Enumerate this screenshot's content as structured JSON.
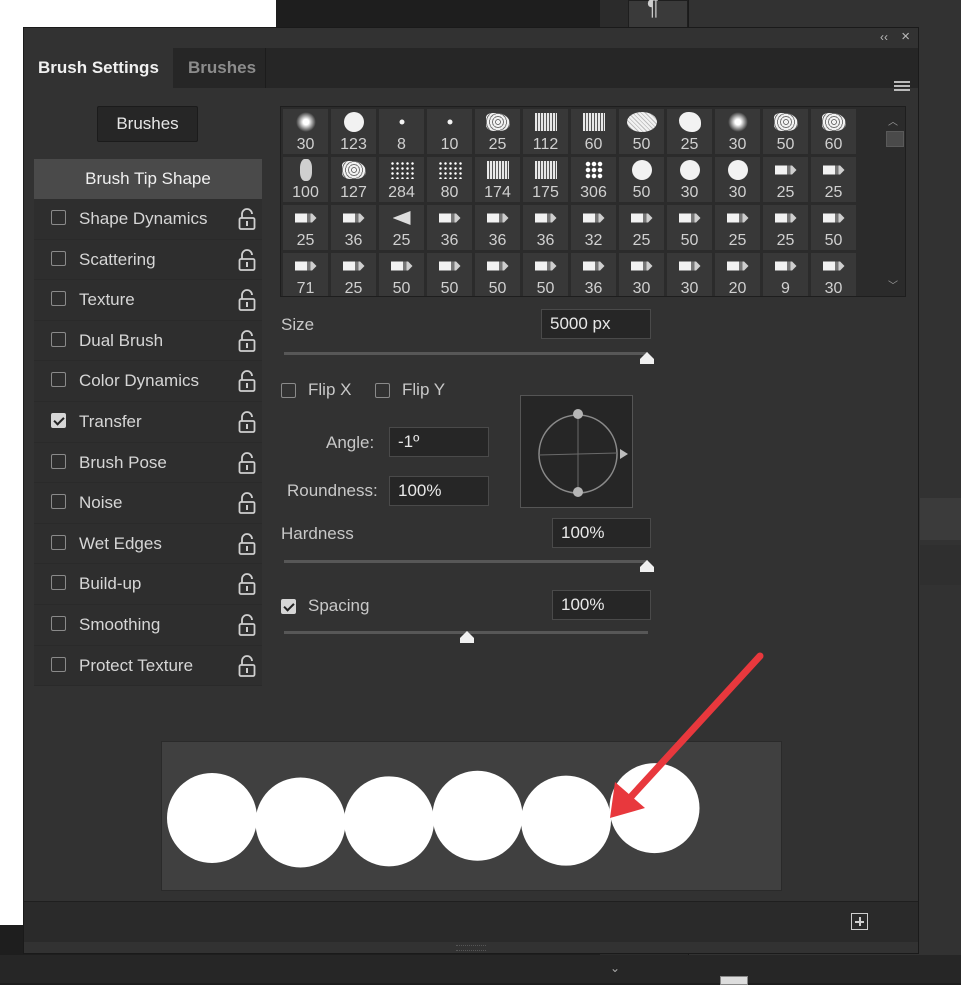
{
  "panel": {
    "tabs": [
      "Brush Settings",
      "Brushes"
    ],
    "brushes_button": "Brushes",
    "options_header": "Brush Tip Shape",
    "options": [
      {
        "label": "Shape Dynamics",
        "checked": false
      },
      {
        "label": "Scattering",
        "checked": false
      },
      {
        "label": "Texture",
        "checked": false
      },
      {
        "label": "Dual Brush",
        "checked": false
      },
      {
        "label": "Color Dynamics",
        "checked": false
      },
      {
        "label": "Transfer",
        "checked": true
      },
      {
        "label": "Brush Pose",
        "checked": false
      },
      {
        "label": "Noise",
        "checked": false
      },
      {
        "label": "Wet Edges",
        "checked": false
      },
      {
        "label": "Build-up",
        "checked": false
      },
      {
        "label": "Smoothing",
        "checked": false
      },
      {
        "label": "Protect Texture",
        "checked": false
      }
    ]
  },
  "brush_grid": {
    "rows": [
      [
        "30",
        "123",
        "8",
        "10",
        "25",
        "112",
        "60",
        "50",
        "25",
        "30",
        "50",
        "60"
      ],
      [
        "100",
        "127",
        "284",
        "80",
        "174",
        "175",
        "306",
        "50",
        "30",
        "30",
        "25",
        "25"
      ],
      [
        "25",
        "36",
        "25",
        "36",
        "36",
        "36",
        "32",
        "25",
        "50",
        "25",
        "25",
        "50"
      ],
      [
        "71",
        "25",
        "50",
        "50",
        "50",
        "50",
        "36",
        "30",
        "30",
        "20",
        "9",
        "30"
      ]
    ]
  },
  "tip_shape": {
    "size_label": "Size",
    "size_value": "5000 px",
    "size_level": 1.0,
    "flip_x_label": "Flip X",
    "flip_y_label": "Flip Y",
    "angle_label": "Angle:",
    "angle_value": "-1º",
    "roundness_label": "Roundness:",
    "roundness_value": "100%",
    "hardness_label": "Hardness",
    "hardness_value": "100%",
    "hardness_level": 1.0,
    "spacing_label": "Spacing",
    "spacing_value": "100%",
    "spacing_checked": true,
    "spacing_level": 0.5
  },
  "preview": {
    "circle_count": 6,
    "arrow_color": "#e8383d"
  },
  "colors": {
    "panel_bg": "#323232",
    "accent_arrow": "#e8383d"
  }
}
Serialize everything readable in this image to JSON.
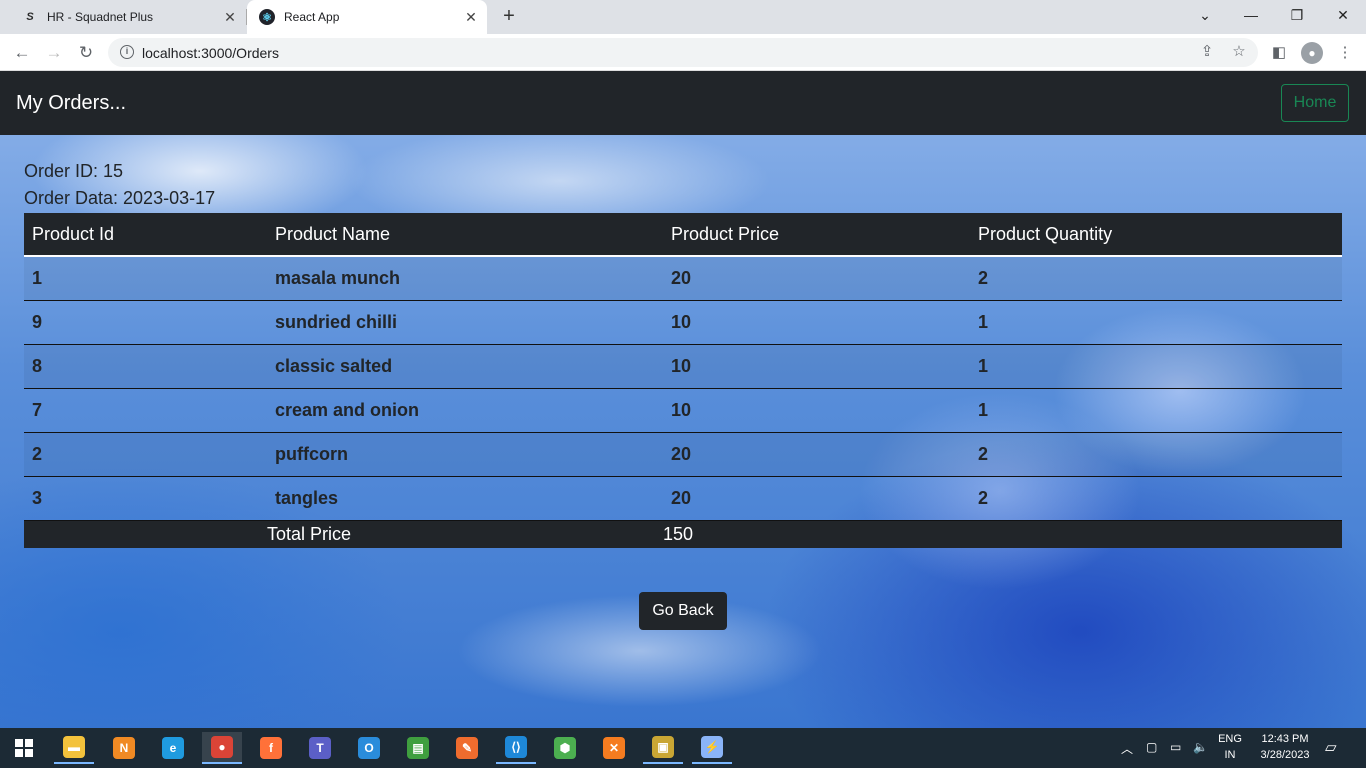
{
  "browser": {
    "tabs": [
      {
        "title": "HR - Squadnet Plus",
        "favicon": "S"
      },
      {
        "title": "React App",
        "favicon": "⚛"
      }
    ],
    "url": "localhost:3000/Orders"
  },
  "page": {
    "brand": "My Orders...",
    "home_label": "Home",
    "order_id_text": "Order ID: 15",
    "order_date_text": "Order Data: 2023-03-17",
    "table": {
      "headers": [
        "Product Id",
        "Product Name",
        "Product Price",
        "Product Quantity"
      ],
      "rows": [
        [
          "1",
          "masala munch",
          "20",
          "2"
        ],
        [
          "9",
          "sundried chilli",
          "10",
          "1"
        ],
        [
          "8",
          "classic salted",
          "10",
          "1"
        ],
        [
          "7",
          "cream and onion",
          "10",
          "1"
        ],
        [
          "2",
          "puffcorn",
          "20",
          "2"
        ],
        [
          "3",
          "tangles",
          "20",
          "2"
        ]
      ],
      "total_label": "Total Price",
      "total_value": "150"
    },
    "go_back_label": "Go Back"
  },
  "taskbar": {
    "apps": [
      {
        "name": "file-explorer",
        "glyph": "▬",
        "color": "#f3c23c"
      },
      {
        "name": "app-n",
        "glyph": "N",
        "color": "#f08a24"
      },
      {
        "name": "edge",
        "glyph": "e",
        "color": "#1f9be0"
      },
      {
        "name": "chrome",
        "glyph": "●",
        "color": "#db4437"
      },
      {
        "name": "firefox",
        "glyph": "f",
        "color": "#ff7139"
      },
      {
        "name": "teams",
        "glyph": "T",
        "color": "#5b5fc7"
      },
      {
        "name": "outlook",
        "glyph": "O",
        "color": "#2a8cdb"
      },
      {
        "name": "sheet",
        "glyph": "▤",
        "color": "#3f9f3f"
      },
      {
        "name": "postman",
        "glyph": "✎",
        "color": "#ef6c2e"
      },
      {
        "name": "vscode",
        "glyph": "⟨⟩",
        "color": "#1e88d8"
      },
      {
        "name": "node",
        "glyph": "⬢",
        "color": "#4caf50"
      },
      {
        "name": "xampp",
        "glyph": "✕",
        "color": "#f57c20"
      },
      {
        "name": "network-tool",
        "glyph": "▣",
        "color": "#c9a634"
      },
      {
        "name": "bolt-app",
        "glyph": "⚡",
        "color": "#8ab4f8"
      }
    ],
    "lang_top": "ENG",
    "lang_bottom": "IN",
    "time": "12:43 PM",
    "date": "3/28/2023"
  }
}
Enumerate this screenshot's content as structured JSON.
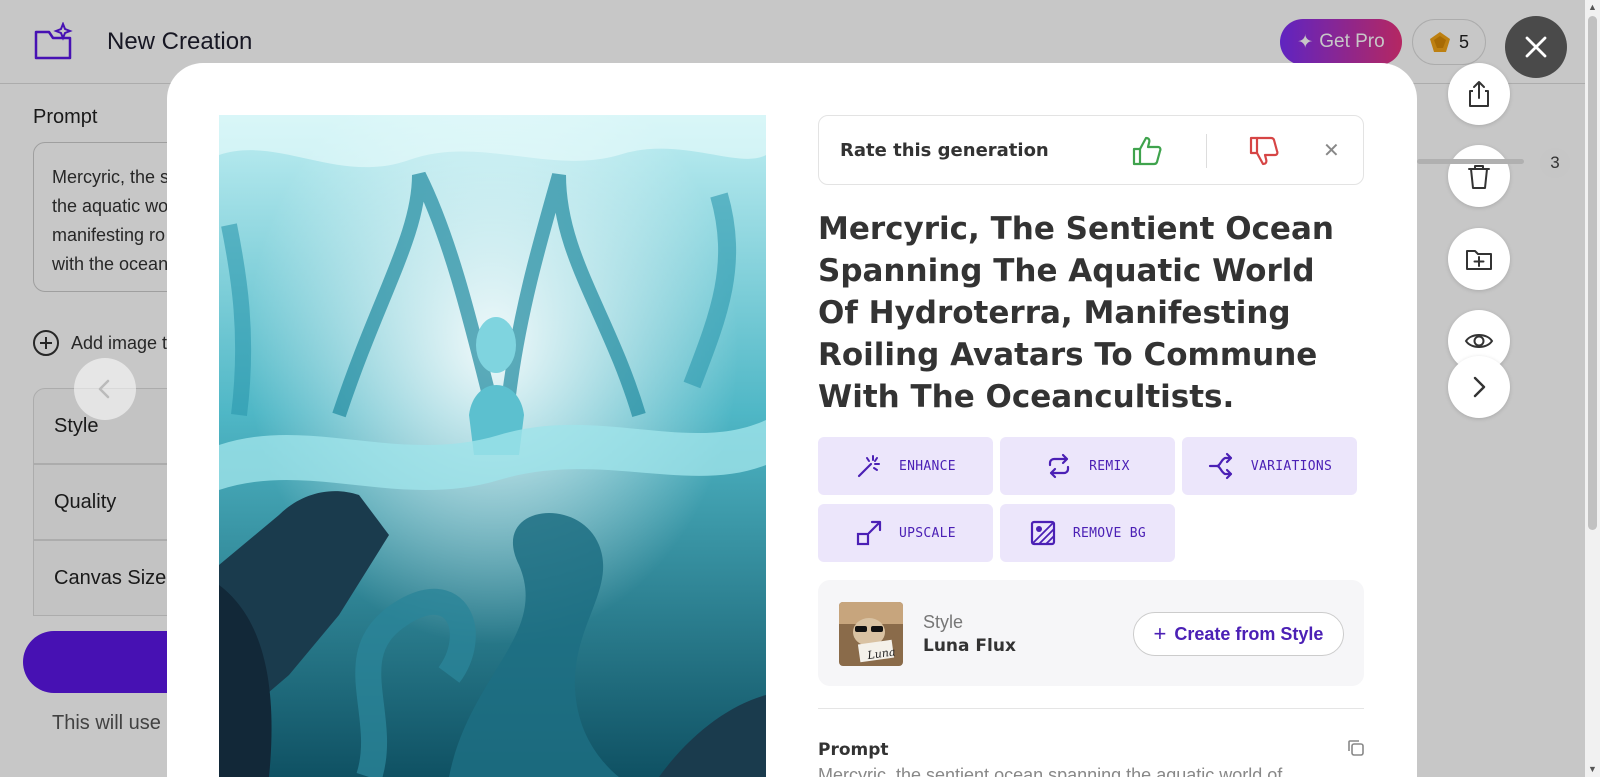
{
  "app": {
    "title": "New Creation",
    "get_pro_label": "Get Pro",
    "credits": "5"
  },
  "left_panel": {
    "prompt_label": "Prompt",
    "prompt_text": "Mercyric, the s\nthe aquatic wo\nmanifesting ro\nwith the ocean",
    "add_image_label": "Add image to",
    "accordions": [
      "Style",
      "Quality",
      "Canvas Size"
    ],
    "credit_note": "This will use"
  },
  "modal": {
    "rate_label": "Rate this generation",
    "title": "Mercyric, The Sentient Ocean Spanning The Aquatic World Of Hydroterra, Manifesting Roiling Avatars To Commune With The Oceancultists.",
    "actions": [
      {
        "label": "ENHANCE",
        "icon": "magic-wand-icon"
      },
      {
        "label": "REMIX",
        "icon": "repeat-icon"
      },
      {
        "label": "VARIATIONS",
        "icon": "split-arrows-icon"
      },
      {
        "label": "UPSCALE",
        "icon": "expand-arrow-icon"
      },
      {
        "label": "REMOVE BG",
        "icon": "remove-background-icon"
      }
    ],
    "style": {
      "kicker": "Style",
      "name": "Luna Flux",
      "thumb_caption": "Luna",
      "create_label": "Create from Style"
    },
    "prompt_label": "Prompt",
    "prompt_text": "Mercyric, the sentient ocean spanning the aquatic world of"
  },
  "pagination": {
    "count": "3"
  },
  "colors": {
    "accent": "#5b17e6",
    "action_bg": "#ece6fb",
    "action_text": "#4b20b5",
    "thumb_up": "#3fa34d",
    "thumb_down": "#d64545"
  }
}
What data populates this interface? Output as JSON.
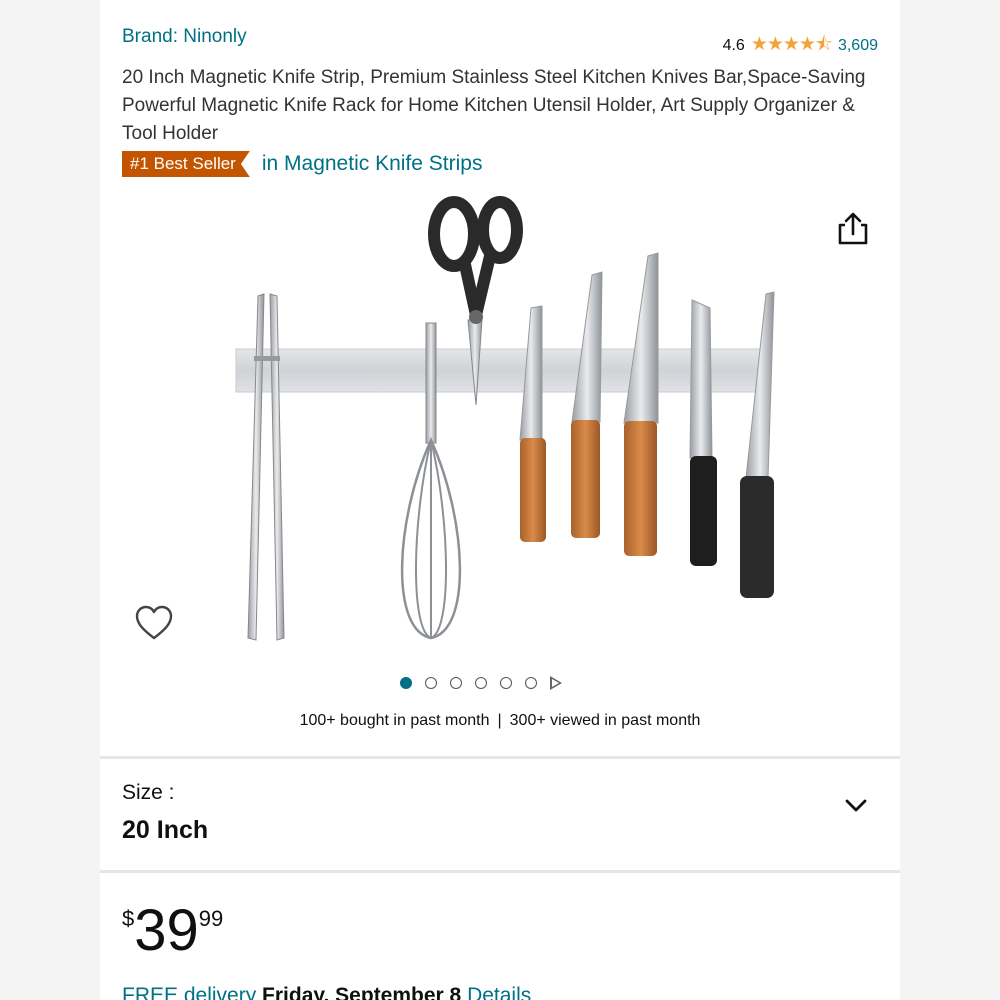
{
  "brand": "Brand: Ninonly",
  "rating": {
    "score": "4.6",
    "stars": "★★★★⯪",
    "count": "3,609"
  },
  "title": "20 Inch Magnetic Knife Strip, Premium Stainless Steel Kitchen Knives Bar,Space-Saving Powerful Magnetic Knife Rack for Home Kitchen Utensil Holder, Art Supply Organizer & Tool Holder",
  "badge": "#1 Best Seller",
  "category": "in Magnetic Knife Strips",
  "carousel": {
    "count": 6,
    "active_index": 0
  },
  "activity": {
    "bought": "100+ bought in past month",
    "separator": "|",
    "viewed": "300+ viewed in past month"
  },
  "size": {
    "label": "Size :",
    "value": "20 Inch"
  },
  "price": {
    "symbol": "$",
    "whole": "39",
    "fraction": "99"
  },
  "delivery": {
    "free": "FREE delivery",
    "date": "Friday, September 8",
    "details": "Details"
  },
  "icons": {
    "share": "share-icon",
    "wishlist": "heart-icon",
    "dropdown": "chevron-down-icon"
  },
  "colors": {
    "link": "#007185",
    "badge": "#c45500",
    "star": "#f2a33a"
  }
}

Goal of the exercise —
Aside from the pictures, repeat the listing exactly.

Written answer —
Enumerate this screenshot's content as structured JSON.
{
  "panel": {
    "tabs": [
      "Brush Settings",
      "Brushes"
    ],
    "brushes_button": "Brushes",
    "options_header": "Brush Tip Shape",
    "options": [
      {
        "label": "Shape Dynamics",
        "checked": false
      },
      {
        "label": "Scattering",
        "checked": false
      },
      {
        "label": "Texture",
        "checked": false
      },
      {
        "label": "Dual Brush",
        "checked": false
      },
      {
        "label": "Color Dynamics",
        "checked": false
      },
      {
        "label": "Transfer",
        "checked": true
      },
      {
        "label": "Brush Pose",
        "checked": false
      },
      {
        "label": "Noise",
        "checked": false
      },
      {
        "label": "Wet Edges",
        "checked": false
      },
      {
        "label": "Build-up",
        "checked": false
      },
      {
        "label": "Smoothing",
        "checked": false
      },
      {
        "label": "Protect Texture",
        "checked": false
      }
    ]
  },
  "brush_grid": {
    "rows": [
      [
        "30",
        "123",
        "8",
        "10",
        "25",
        "112",
        "60",
        "50",
        "25",
        "30",
        "50",
        "60"
      ],
      [
        "100",
        "127",
        "284",
        "80",
        "174",
        "175",
        "306",
        "50",
        "30",
        "30",
        "25",
        "25"
      ],
      [
        "25",
        "36",
        "25",
        "36",
        "36",
        "36",
        "32",
        "25",
        "50",
        "25",
        "25",
        "50"
      ],
      [
        "71",
        "25",
        "50",
        "50",
        "50",
        "50",
        "36",
        "30",
        "30",
        "20",
        "9",
        "30"
      ]
    ]
  },
  "tip_shape": {
    "size_label": "Size",
    "size_value": "5000 px",
    "size_level": 1.0,
    "flip_x_label": "Flip X",
    "flip_y_label": "Flip Y",
    "angle_label": "Angle:",
    "angle_value": "-1º",
    "roundness_label": "Roundness:",
    "roundness_value": "100%",
    "hardness_label": "Hardness",
    "hardness_value": "100%",
    "hardness_level": 1.0,
    "spacing_label": "Spacing",
    "spacing_value": "100%",
    "spacing_checked": true,
    "spacing_level": 0.5
  },
  "preview": {
    "circle_count": 6,
    "arrow_color": "#e8383d"
  },
  "colors": {
    "panel_bg": "#323232",
    "accent_arrow": "#e8383d"
  }
}
Serialize everything readable in this image to JSON.
{
  "browser": {
    "tabs": [
      {
        "title": "HR - Squadnet Plus",
        "favicon": "S"
      },
      {
        "title": "React App",
        "favicon": "⚛"
      }
    ],
    "url": "localhost:3000/Orders"
  },
  "page": {
    "brand": "My Orders...",
    "home_label": "Home",
    "order_id_text": "Order ID: 15",
    "order_date_text": "Order Data: 2023-03-17",
    "table": {
      "headers": [
        "Product Id",
        "Product Name",
        "Product Price",
        "Product Quantity"
      ],
      "rows": [
        [
          "1",
          "masala munch",
          "20",
          "2"
        ],
        [
          "9",
          "sundried chilli",
          "10",
          "1"
        ],
        [
          "8",
          "classic salted",
          "10",
          "1"
        ],
        [
          "7",
          "cream and onion",
          "10",
          "1"
        ],
        [
          "2",
          "puffcorn",
          "20",
          "2"
        ],
        [
          "3",
          "tangles",
          "20",
          "2"
        ]
      ],
      "total_label": "Total Price",
      "total_value": "150"
    },
    "go_back_label": "Go Back"
  },
  "taskbar": {
    "apps": [
      {
        "name": "file-explorer",
        "glyph": "▬",
        "color": "#f3c23c"
      },
      {
        "name": "app-n",
        "glyph": "N",
        "color": "#f08a24"
      },
      {
        "name": "edge",
        "glyph": "e",
        "color": "#1f9be0"
      },
      {
        "name": "chrome",
        "glyph": "●",
        "color": "#db4437"
      },
      {
        "name": "firefox",
        "glyph": "f",
        "color": "#ff7139"
      },
      {
        "name": "teams",
        "glyph": "T",
        "color": "#5b5fc7"
      },
      {
        "name": "outlook",
        "glyph": "O",
        "color": "#2a8cdb"
      },
      {
        "name": "sheet",
        "glyph": "▤",
        "color": "#3f9f3f"
      },
      {
        "name": "postman",
        "glyph": "✎",
        "color": "#ef6c2e"
      },
      {
        "name": "vscode",
        "glyph": "⟨⟩",
        "color": "#1e88d8"
      },
      {
        "name": "node",
        "glyph": "⬢",
        "color": "#4caf50"
      },
      {
        "name": "xampp",
        "glyph": "✕",
        "color": "#f57c20"
      },
      {
        "name": "network-tool",
        "glyph": "▣",
        "color": "#c9a634"
      },
      {
        "name": "bolt-app",
        "glyph": "⚡",
        "color": "#8ab4f8"
      }
    ],
    "lang_top": "ENG",
    "lang_bottom": "IN",
    "time": "12:43 PM",
    "date": "3/28/2023"
  }
}
Enumerate this screenshot's content as structured JSON.
{
  "app": {
    "title": "New Creation",
    "get_pro_label": "Get Pro",
    "credits": "5"
  },
  "left_panel": {
    "prompt_label": "Prompt",
    "prompt_text": "Mercyric, the s\nthe aquatic wo\nmanifesting ro\nwith the ocean",
    "add_image_label": "Add image to",
    "accordions": [
      "Style",
      "Quality",
      "Canvas Size"
    ],
    "credit_note": "This will use"
  },
  "modal": {
    "rate_label": "Rate this generation",
    "title": "Mercyric, The Sentient Ocean Spanning The Aquatic World Of Hydroterra, Manifesting Roiling Avatars To Commune With The Oceancultists.",
    "actions": [
      {
        "label": "ENHANCE",
        "icon": "magic-wand-icon"
      },
      {
        "label": "REMIX",
        "icon": "repeat-icon"
      },
      {
        "label": "VARIATIONS",
        "icon": "split-arrows-icon"
      },
      {
        "label": "UPSCALE",
        "icon": "expand-arrow-icon"
      },
      {
        "label": "REMOVE BG",
        "icon": "remove-background-icon"
      }
    ],
    "style": {
      "kicker": "Style",
      "name": "Luna Flux",
      "thumb_caption": "Luna",
      "create_label": "Create from Style"
    },
    "prompt_label": "Prompt",
    "prompt_text": "Mercyric, the sentient ocean spanning the aquatic world of"
  },
  "pagination": {
    "count": "3"
  },
  "colors": {
    "accent": "#5b17e6",
    "action_bg": "#ece6fb",
    "action_text": "#4b20b5",
    "thumb_up": "#3fa34d",
    "thumb_down": "#d64545"
  }
}
What data populates this interface? Output as JSON.
{
  "brand": "Brand: Ninonly",
  "rating": {
    "score": "4.6",
    "stars": "★★★★⯪",
    "count": "3,609"
  },
  "title": "20 Inch Magnetic Knife Strip, Premium Stainless Steel Kitchen Knives Bar,Space-Saving Powerful Magnetic Knife Rack for Home Kitchen Utensil Holder, Art Supply Organizer & Tool Holder",
  "badge": "#1 Best Seller",
  "category": "in Magnetic Knife Strips",
  "carousel": {
    "count": 6,
    "active_index": 0
  },
  "activity": {
    "bought": "100+ bought in past month",
    "separator": "|",
    "viewed": "300+ viewed in past month"
  },
  "size": {
    "label": "Size :",
    "value": "20 Inch"
  },
  "price": {
    "symbol": "$",
    "whole": "39",
    "fraction": "99"
  },
  "delivery": {
    "free": "FREE delivery",
    "date": "Friday, September 8",
    "details": "Details"
  },
  "icons": {
    "share": "share-icon",
    "wishlist": "heart-icon",
    "dropdown": "chevron-down-icon"
  },
  "colors": {
    "link": "#007185",
    "badge": "#c45500",
    "star": "#f2a33a"
  }
}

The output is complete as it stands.